Earlier this month, members of the Congressional Western Caucus sent a letter to Secretary of the Interior Ryan Zinke, Secretary of Commerce Wilbur Ross, and Acting Chair of the Council on Environmental Quality (CEQ) Mary Neumayr calling for the inclusion of additional metals and minerals into the draft critical minerals list released by Secretary Zinke earlier this spring.
The letter, endorsed by business representatives, elected officials and resource experts, specifically asks for the addition of aggregates, copper, molybendum, gold, zinc, nickel, lead, silver and certain fertilizer compounds to the list.

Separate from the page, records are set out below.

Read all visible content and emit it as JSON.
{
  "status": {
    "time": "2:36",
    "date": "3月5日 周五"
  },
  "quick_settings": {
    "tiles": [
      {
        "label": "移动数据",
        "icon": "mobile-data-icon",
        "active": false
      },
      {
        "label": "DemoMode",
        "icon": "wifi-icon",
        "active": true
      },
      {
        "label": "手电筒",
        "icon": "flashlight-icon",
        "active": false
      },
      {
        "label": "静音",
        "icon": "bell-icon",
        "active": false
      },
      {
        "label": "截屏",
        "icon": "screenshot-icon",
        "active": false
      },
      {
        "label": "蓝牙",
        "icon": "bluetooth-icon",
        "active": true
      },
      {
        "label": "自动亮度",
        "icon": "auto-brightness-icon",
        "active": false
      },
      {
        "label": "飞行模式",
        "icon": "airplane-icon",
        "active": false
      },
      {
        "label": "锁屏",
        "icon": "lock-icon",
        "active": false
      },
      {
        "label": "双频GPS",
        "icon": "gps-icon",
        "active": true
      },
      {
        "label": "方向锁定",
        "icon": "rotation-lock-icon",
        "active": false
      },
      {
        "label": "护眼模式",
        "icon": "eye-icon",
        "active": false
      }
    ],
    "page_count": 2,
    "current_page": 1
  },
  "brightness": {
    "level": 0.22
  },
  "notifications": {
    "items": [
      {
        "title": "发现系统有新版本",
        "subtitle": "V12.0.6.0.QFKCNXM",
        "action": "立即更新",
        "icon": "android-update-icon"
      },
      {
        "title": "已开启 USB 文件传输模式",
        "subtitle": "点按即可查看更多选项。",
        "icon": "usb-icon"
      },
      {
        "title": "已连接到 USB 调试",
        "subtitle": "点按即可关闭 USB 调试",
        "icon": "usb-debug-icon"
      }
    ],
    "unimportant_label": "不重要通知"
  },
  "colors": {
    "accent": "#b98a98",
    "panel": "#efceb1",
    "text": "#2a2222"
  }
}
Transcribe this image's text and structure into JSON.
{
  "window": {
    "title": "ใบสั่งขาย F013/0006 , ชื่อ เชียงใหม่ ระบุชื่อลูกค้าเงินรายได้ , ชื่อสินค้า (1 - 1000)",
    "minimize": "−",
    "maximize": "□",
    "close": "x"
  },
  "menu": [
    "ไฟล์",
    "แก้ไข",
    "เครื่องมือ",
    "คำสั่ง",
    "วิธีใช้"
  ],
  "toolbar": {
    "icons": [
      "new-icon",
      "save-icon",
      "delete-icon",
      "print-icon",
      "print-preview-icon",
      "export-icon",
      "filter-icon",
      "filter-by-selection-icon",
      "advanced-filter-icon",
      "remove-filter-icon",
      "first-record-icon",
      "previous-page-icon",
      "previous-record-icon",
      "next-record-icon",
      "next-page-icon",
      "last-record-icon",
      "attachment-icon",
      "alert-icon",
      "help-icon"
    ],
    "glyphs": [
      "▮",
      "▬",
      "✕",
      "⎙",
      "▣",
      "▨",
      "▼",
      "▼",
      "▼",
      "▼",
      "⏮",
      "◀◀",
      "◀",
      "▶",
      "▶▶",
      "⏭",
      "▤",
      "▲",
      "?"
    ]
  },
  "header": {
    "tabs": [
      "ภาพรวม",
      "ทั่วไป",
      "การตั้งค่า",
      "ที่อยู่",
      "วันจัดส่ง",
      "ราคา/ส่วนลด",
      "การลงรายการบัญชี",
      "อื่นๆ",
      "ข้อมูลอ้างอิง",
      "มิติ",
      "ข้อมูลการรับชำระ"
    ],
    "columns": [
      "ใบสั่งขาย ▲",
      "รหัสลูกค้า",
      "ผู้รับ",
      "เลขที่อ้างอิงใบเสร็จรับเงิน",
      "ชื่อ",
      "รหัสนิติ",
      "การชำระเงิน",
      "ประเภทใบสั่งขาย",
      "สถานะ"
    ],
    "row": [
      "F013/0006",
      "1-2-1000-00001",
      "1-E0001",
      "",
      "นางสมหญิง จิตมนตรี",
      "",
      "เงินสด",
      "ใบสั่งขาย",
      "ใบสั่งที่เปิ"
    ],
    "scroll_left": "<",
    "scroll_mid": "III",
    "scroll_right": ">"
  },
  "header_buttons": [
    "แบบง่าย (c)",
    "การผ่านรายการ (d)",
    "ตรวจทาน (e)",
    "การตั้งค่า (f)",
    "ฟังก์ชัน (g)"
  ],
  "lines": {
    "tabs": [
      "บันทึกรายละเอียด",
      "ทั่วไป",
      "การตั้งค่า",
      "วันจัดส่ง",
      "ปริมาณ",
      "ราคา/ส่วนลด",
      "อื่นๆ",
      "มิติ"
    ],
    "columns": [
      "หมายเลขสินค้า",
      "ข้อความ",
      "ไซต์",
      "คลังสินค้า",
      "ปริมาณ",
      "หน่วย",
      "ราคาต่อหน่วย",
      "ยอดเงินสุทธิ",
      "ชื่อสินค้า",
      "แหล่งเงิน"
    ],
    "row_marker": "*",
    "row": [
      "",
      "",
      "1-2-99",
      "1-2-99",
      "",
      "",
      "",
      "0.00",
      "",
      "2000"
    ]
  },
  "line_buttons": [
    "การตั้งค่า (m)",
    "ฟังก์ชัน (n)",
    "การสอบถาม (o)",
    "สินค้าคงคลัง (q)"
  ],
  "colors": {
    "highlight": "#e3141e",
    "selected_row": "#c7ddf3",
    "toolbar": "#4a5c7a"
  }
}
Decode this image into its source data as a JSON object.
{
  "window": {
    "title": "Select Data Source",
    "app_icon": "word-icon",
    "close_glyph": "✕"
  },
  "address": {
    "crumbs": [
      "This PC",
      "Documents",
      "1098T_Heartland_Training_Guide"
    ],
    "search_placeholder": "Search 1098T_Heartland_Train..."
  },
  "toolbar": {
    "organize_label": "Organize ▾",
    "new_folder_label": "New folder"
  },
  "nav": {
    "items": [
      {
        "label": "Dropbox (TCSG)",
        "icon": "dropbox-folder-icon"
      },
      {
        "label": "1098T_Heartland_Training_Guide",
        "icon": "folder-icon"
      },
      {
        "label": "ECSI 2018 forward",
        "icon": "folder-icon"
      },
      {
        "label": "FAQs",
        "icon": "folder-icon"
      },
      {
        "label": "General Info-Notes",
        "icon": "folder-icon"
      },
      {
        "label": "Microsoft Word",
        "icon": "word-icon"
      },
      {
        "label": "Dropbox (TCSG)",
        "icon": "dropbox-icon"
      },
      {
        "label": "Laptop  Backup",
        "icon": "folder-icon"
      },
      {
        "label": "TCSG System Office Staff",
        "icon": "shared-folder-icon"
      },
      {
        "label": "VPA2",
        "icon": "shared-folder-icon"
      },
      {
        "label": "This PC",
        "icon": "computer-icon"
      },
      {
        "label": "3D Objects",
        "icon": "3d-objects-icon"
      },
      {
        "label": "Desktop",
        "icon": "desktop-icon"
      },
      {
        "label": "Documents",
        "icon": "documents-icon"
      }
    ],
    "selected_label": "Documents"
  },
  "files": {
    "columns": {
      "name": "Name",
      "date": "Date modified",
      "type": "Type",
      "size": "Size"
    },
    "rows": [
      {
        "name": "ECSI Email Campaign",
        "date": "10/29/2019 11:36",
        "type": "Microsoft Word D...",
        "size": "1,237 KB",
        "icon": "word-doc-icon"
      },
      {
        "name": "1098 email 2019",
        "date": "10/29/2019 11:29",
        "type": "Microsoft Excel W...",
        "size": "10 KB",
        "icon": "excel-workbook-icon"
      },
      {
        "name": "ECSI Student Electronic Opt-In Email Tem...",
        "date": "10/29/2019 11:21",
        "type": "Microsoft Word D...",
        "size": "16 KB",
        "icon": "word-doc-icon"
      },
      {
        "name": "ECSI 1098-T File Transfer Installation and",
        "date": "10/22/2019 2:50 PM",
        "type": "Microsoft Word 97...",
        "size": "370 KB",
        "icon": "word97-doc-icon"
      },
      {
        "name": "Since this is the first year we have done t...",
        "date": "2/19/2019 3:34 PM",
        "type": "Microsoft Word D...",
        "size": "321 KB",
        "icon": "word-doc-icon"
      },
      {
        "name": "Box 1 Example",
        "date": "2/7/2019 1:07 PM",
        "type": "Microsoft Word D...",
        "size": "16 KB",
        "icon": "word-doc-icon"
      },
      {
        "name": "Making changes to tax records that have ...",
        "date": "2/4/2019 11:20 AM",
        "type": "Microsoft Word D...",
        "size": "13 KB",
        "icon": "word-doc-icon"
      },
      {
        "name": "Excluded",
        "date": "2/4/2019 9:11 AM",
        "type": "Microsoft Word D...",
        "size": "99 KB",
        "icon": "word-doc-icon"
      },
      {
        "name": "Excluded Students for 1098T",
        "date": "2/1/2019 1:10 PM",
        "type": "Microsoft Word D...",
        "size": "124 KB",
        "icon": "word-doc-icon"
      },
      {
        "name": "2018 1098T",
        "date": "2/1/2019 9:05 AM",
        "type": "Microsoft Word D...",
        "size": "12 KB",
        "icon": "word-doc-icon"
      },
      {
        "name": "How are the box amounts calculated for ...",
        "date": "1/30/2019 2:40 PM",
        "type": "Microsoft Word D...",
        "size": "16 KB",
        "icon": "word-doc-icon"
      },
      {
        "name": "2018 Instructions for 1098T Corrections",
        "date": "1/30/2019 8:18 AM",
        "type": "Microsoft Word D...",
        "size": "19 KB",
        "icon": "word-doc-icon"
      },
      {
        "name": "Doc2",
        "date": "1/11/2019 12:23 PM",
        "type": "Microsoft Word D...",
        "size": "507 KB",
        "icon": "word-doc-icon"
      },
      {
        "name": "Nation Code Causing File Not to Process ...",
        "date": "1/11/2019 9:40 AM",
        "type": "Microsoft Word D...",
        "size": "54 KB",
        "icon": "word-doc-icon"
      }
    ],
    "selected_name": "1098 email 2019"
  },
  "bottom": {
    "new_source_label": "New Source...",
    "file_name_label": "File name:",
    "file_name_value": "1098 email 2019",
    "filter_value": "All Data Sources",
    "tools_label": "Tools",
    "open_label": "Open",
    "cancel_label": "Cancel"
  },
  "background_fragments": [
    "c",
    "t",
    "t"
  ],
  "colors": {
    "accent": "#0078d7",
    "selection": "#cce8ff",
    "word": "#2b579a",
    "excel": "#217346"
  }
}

In the public statement on the letter, which ARPN joined as a signatory, Congressional Western Caucus Chairman Paul A. Gosar (AZ-04) commended the Administration for “opening up the critical mineral designation process and really listening to the input of experts, Congress, industry and members of the public in order to examine the economic and geopolitical ramifications of certain minerals being placed in or excluded from the ‘critical minerals’ list.”
He went on to say:
“ The good news is that for so many of the minerals which may be designated ‘critical’, we enjoy substantial reserves at home. There is no need for the United States to be import-reliant on adversaries and foes for these valuable materials. Today, we ask that those who are making decisions about ‘critical’ status make sure that obviously-critical minerals like copper, gold, molybdenum, zinc and others make the final list. Given the incredible domestic need for these minerals, it’s no exaggeration to say that the very security and stability of our country depend on the United States prioritizing permitting and development for our vast reserves right here in America.”
ARPN Principal Daniel McGroarty had previously submitted two sets of public comments relating to the draft critical minerals list – the first identifying a group of “gateway” metals critical for defense applications but absent from the DOI List, and the second articulating the gateway/co-product relationships between metals and minerals on the DOI List. The articulation exercise revealed four metals and minerals absent from the DOI List which are gateways to minerals that are on the list: Copper, Zinc, Nickel and Lead. Further information on the gateway/co-product relationships between metals and minerals can be found in ARPN’s latest report.
As the American Exploration & Mining Association correctly states, the Administration is “on the right track to recognize the importance of critical minerals in the American Economy. However, the time is ripe to complete the task and end our foreign dependence when we are ready to responsibly mine here at home. $9.2 Billion and 16,500 jobs are waiting to be unleashed benefiting rural economies.”